Poisoning Among Options for Prairie Dogs

The Associated Press
Wednesday, June 6, 2007; 7:35 PM

PIERRE, S.D. -- The U.S. Forest Service has issued a draft report with proposed plans to curtail prairie dogs on national grasslands through poisoning and other means.

Conservation groups condemned the list of five options in the proposed Environmental Impact Statement, arguing they could lead to the destruction of prairie dog colonies and threaten the recovery of black-footed ferrets that eat them.

Ranchers in the area want additional poisoning, contending the continued expansion of the prairie dog population has stripped adjoining public land of grass for their cattle.

The report does not offer a preferred course of action, but all five options include some level of prairie dog poisoning.

One option would continue current management practices, which allow poisoning on the boundary of national grasslands to prevent prairie dogs from leaving public land to invade adjacent private land.

The other options would allow increased poisoning in the interior portions of the grasslands, and two could lead to substantial reductions in the size of prairie dog colonies.

The draft plans cover national grasslands in northwest Nebraska and southwest South Dakota, but the Conata Basin just south of Badlands National Park has received the most attention.

The prairie dog population has grown substantially in that area during seven years of drought. It is the site of a successful effort to reintroduce the black-footed ferret, which depends on prairie dogs for food.

For the past two years, the Forest Service has allowed poisoning of prairie dogs on half-mile buffer zones next to private ranches, and the state has poisoned any prairie dogs that venture onto adjacent private land.

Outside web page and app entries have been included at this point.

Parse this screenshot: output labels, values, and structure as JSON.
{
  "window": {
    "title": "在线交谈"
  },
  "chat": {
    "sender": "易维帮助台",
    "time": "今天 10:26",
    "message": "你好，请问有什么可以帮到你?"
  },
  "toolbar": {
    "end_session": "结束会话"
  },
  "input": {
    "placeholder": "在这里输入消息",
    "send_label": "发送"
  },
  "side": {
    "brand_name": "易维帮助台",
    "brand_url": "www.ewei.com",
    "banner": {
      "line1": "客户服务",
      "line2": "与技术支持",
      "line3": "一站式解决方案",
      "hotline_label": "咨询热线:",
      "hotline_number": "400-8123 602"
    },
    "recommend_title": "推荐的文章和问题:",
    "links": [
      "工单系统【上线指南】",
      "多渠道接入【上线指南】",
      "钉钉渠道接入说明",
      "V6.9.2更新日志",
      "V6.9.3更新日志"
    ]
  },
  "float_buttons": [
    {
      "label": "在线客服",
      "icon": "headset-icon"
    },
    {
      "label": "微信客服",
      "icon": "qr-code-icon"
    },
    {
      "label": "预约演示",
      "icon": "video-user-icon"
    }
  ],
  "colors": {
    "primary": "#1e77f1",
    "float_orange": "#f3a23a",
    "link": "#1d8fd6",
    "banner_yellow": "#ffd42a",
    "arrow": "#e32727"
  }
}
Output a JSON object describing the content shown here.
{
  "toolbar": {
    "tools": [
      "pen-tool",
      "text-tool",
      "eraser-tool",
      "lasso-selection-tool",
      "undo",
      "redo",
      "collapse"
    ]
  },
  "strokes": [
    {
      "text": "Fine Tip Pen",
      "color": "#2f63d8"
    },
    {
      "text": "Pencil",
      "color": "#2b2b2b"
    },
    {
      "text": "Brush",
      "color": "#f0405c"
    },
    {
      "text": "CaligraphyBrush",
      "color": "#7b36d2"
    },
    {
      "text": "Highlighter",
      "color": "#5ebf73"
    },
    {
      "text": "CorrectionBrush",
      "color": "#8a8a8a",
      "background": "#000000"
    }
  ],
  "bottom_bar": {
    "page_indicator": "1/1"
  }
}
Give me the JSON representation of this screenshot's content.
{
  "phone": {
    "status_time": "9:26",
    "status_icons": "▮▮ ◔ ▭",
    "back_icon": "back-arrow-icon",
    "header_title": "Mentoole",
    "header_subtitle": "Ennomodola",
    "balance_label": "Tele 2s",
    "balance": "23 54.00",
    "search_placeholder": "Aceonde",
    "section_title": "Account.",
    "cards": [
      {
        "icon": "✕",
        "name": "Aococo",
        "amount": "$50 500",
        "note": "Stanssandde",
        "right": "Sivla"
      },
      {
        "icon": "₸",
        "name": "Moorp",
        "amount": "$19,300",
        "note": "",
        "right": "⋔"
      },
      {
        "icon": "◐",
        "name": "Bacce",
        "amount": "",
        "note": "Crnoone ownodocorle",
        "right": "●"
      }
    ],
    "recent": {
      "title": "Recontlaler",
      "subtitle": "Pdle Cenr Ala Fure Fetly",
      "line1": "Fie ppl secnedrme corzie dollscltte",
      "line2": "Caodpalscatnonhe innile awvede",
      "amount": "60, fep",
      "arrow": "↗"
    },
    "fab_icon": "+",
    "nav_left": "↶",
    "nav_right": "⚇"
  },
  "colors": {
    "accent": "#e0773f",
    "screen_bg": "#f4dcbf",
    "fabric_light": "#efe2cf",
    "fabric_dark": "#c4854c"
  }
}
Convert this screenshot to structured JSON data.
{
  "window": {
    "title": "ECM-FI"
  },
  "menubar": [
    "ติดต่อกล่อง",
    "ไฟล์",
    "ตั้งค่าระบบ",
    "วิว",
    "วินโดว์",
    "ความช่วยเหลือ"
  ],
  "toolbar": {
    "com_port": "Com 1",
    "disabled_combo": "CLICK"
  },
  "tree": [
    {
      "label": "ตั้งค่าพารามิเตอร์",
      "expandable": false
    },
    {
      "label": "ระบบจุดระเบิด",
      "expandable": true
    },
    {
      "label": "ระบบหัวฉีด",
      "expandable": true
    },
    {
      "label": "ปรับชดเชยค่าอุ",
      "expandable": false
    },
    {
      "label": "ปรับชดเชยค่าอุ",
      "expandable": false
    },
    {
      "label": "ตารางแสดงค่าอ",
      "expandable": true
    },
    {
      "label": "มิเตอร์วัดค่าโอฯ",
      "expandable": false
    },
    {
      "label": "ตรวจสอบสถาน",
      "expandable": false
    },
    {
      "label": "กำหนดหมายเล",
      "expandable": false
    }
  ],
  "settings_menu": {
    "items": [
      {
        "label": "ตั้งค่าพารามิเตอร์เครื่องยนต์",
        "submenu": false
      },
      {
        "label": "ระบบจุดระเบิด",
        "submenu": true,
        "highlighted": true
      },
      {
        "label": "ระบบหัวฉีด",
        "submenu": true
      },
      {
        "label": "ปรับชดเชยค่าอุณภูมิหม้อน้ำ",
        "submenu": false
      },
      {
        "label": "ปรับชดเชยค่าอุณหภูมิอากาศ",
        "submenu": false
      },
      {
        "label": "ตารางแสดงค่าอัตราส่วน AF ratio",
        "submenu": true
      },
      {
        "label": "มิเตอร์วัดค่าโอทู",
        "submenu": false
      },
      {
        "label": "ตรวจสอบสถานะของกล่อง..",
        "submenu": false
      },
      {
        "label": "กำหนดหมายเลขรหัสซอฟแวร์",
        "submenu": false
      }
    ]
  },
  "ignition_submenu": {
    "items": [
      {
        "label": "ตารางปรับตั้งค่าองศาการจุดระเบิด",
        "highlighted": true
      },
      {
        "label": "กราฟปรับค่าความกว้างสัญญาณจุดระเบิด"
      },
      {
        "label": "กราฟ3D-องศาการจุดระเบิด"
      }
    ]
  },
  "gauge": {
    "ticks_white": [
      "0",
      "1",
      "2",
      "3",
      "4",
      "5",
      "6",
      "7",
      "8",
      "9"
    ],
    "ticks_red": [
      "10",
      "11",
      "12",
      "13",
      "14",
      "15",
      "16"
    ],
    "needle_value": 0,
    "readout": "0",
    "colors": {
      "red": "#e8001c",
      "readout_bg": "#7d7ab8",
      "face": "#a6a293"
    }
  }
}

The Forest Service is now considering options that include some poisoning of prairie dogs in the interior of the Buffalo Gap National Grasslands. The agency will take public comments on the five management options until July 23.

"This is not wholesale poisoning," said Don Bright, Forest Service supervisor in Chadron, Neb. "This is a range of alternatives."

© 2007 The Associated Press